7. Consider alternative solutions: If the costs associated with Firebase are consistently high and not justifiable for your use case, evaluate other backend service providers or explore self-hosted alternatives to reduce expenses.

Remember, these recommendations are general in nature and may not address specific issues or situations. It's important to regularly review Firebase documentation, stay up-to-date with their pricing updates, and consult the Firebase support team or community for specific guidance regarding cost optimization.

If you save timestamps you can get all the information from logs. Like IP, User agent etc..

Realtime Database  

Example script in vacatures today brance. 


class Command(BaseCommand):


    Unsubscriebe emails from firebase database


    def handle(self, *args, **options):



        firebase = pyrebase.initialize_app(config)

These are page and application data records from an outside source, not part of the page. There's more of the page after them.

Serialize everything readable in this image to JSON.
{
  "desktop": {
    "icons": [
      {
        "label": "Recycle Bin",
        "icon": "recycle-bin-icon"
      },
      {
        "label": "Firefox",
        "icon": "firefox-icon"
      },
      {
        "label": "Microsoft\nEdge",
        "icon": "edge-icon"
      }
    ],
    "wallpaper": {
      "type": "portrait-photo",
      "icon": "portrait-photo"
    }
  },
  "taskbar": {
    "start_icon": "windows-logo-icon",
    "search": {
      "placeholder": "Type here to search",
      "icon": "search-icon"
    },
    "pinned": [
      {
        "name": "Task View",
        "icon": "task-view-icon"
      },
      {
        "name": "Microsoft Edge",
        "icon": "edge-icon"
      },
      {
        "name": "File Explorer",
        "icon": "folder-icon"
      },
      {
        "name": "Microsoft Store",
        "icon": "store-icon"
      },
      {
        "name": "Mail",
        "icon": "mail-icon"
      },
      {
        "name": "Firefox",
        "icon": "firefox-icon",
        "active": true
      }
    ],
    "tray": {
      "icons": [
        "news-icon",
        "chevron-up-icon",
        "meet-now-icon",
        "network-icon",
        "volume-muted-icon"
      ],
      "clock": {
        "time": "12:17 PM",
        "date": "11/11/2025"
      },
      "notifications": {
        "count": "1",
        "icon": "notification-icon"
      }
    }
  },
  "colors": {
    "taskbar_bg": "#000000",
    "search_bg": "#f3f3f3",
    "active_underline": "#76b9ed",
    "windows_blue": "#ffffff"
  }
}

        db = firebase.database()

        contacts = db.child("unsubscribe").get()

        #import pdb;pdb.set_trace() 

        for contact in contacts.each():

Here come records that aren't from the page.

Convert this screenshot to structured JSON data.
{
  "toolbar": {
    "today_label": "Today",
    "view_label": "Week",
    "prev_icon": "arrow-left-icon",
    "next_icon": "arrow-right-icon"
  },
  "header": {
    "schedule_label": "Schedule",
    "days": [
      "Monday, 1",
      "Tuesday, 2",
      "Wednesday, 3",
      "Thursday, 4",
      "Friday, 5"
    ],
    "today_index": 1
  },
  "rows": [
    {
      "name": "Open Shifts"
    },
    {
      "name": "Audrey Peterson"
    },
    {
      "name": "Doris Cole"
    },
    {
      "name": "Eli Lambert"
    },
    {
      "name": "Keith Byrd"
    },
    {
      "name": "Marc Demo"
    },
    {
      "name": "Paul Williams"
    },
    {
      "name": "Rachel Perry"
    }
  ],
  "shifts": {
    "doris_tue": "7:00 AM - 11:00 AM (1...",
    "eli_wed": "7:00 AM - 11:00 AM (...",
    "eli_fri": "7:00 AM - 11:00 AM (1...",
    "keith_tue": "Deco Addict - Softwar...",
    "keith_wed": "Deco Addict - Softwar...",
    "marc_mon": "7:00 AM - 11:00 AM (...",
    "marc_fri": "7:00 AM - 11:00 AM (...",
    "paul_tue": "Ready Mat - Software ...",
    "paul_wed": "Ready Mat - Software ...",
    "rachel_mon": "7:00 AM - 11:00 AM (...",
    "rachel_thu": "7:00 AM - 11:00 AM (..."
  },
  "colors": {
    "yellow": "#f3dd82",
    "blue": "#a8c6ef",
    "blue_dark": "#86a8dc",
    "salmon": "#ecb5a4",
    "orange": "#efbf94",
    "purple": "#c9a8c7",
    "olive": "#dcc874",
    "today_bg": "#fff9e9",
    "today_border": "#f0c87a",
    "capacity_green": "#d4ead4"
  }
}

    def unsubsribe_emails(self, item):

        #import pdb;pdb.set_trace()


            term = item['email'].strip().lower()

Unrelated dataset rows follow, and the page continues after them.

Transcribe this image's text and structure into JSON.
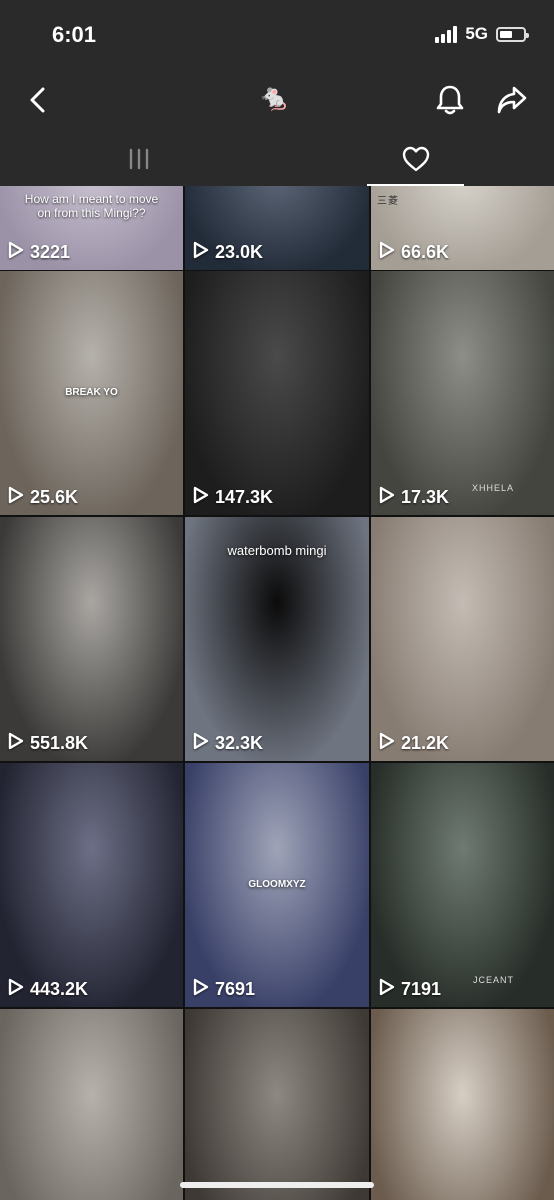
{
  "status": {
    "time": "6:01",
    "network": "5G",
    "battery_level": 0.55
  },
  "header": {
    "emoji": "🐁",
    "icons": {
      "back": "chevron-left-icon",
      "bell": "bell-icon",
      "share": "share-arrow-icon"
    }
  },
  "tabs": [
    {
      "name": "videos",
      "icon": "grid-icon",
      "active": false
    },
    {
      "name": "liked",
      "icon": "heart-outline-icon",
      "active": true
    }
  ],
  "tiles": [
    {
      "views": "3221",
      "caption": "How am I meant to move\non from this Mingi??",
      "colors": [
        "#c7c1cf",
        "#9c92a8"
      ]
    },
    {
      "views": "23.0K",
      "colors": [
        "#5d6677",
        "#222b38"
      ]
    },
    {
      "views": "66.6K",
      "watermark_top": "三菱",
      "colors": [
        "#d9d4cc",
        "#a49e95"
      ]
    },
    {
      "views": "25.6K",
      "overlay": "BREAK YO",
      "colors": [
        "#b5b1ab",
        "#6d655c"
      ]
    },
    {
      "views": "147.3K",
      "colors": [
        "#4a4a4a",
        "#1d1d1d"
      ]
    },
    {
      "views": "17.3K",
      "watermark": "XHHELA",
      "colors": [
        "#8d8e87",
        "#44453f"
      ]
    },
    {
      "views": "551.8K",
      "colors": [
        "#a9a6a2",
        "#3b3a38"
      ]
    },
    {
      "views": "32.3K",
      "title": "waterbomb mingi",
      "colors": [
        "#0b0b0b",
        "#6e7480"
      ]
    },
    {
      "views": "21.2K",
      "colors": [
        "#c4bcb4",
        "#877c72"
      ]
    },
    {
      "views": "443.2K",
      "colors": [
        "#6c6f86",
        "#232432"
      ]
    },
    {
      "views": "7691",
      "overlay": "GLOOMXYZ",
      "colors": [
        "#9fa4b8",
        "#394068"
      ]
    },
    {
      "views": "7191",
      "watermark": "JCEANT",
      "colors": [
        "#6f7b72",
        "#272d28"
      ]
    },
    {
      "views": "",
      "colors": [
        "#b6b2ab",
        "#6b6560"
      ]
    },
    {
      "views": "",
      "colors": [
        "#8d8882",
        "#3e3934"
      ]
    },
    {
      "views": "",
      "colors": [
        "#d6cec4",
        "#6b5c4e"
      ]
    }
  ]
}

            utils.unsubscribe(term, "Unsubscribe form")





The information to configure connection can be found in setting and download two files there.


You may need to create an app if it hasn't been created yet.

Another example of connection can be done via admin SDK. See en example here. 

Then if data only needs to be done 1 time then easy way is export as json and then file system parsing.

Code example: 

import firebase_admin
from firebase_admin import credentials
from firebase_admin import db

# Fetch the service account key JSON file contents
= credentials.Certificate('path/to/serviceAccountKey.json')

# Initialize the app with a service account, granting admin privileges
.initialize_app(cred, {
'databaseURL': ''

# As an admin, the app has access to read and write all data, regradless of Security Rules
ref = db.reference('restricted_access/secret_document')
So, what you get with code like this. 

(Pdb) dir(offers)

['__class__', '__contains__', '__delattr__', '__delitem__', '__dir__', '__doc__', '__eq__', '__format__', '__ge__', '__getattribute__', '__getitem__', '__gt__', '__hash__', '__init__', '__init_subclass__', '__iter__', '__le__', '__len__', '__lt__', '__ne__', '__new__', '__reduce__', '__reduce_ex__', '__repr__', '__reversed__', '__setattr__', '__setitem__', '__sizeof__', '__str__', '__subclasshook__', 'clear', 'copy', 'fromkeys', 'get', 'items', 'keys', 'pop', 'popitem', 'setdefault', 'update', 'values']

(Pdb) type(offers)

<class 'dict'>

class Command(BaseCommand):

    db = None

    def handle(self, *args, **options):

        cred = credentials.Certificate("/home/auto-verkopen-belgie-firebase-adminsdk-p87c9-2d017ed08a.json")

        firebase_admin.initialize_app(cred, {

            'databaseURL': ''


        ref = db.reference('/offers')

        offers = ref.get()

        import pdb; pdb.set_trace()

So, dic operations are working on this "offers" object. 

J-2INOtvaBGjRQ', '-NX63X_JGCtjVX0G6L64', '-NXAu3AN8Y8dKj8wCkRL', '-NXDW_qiIeBIv-RdtDPD', '-NXFgmCz9joFbMX5hNwX', '-NXGHJt8ECTiF40-cfqN', '-NXJkf4S_W-7LzNos_PO', '-NXLi5-DF3gkNLk2WUI3', '-NXOiSguDOFMMs7mKuDT', '-NXP2RWFg7jjblIkAm0n', '-NXPpghWaKF2btLCfcRr', '-NXQi_-pza96-mWTihyx', '-NXTaAAZZUJlnvVIMpqv'])

(Pdb) print(offers.keys())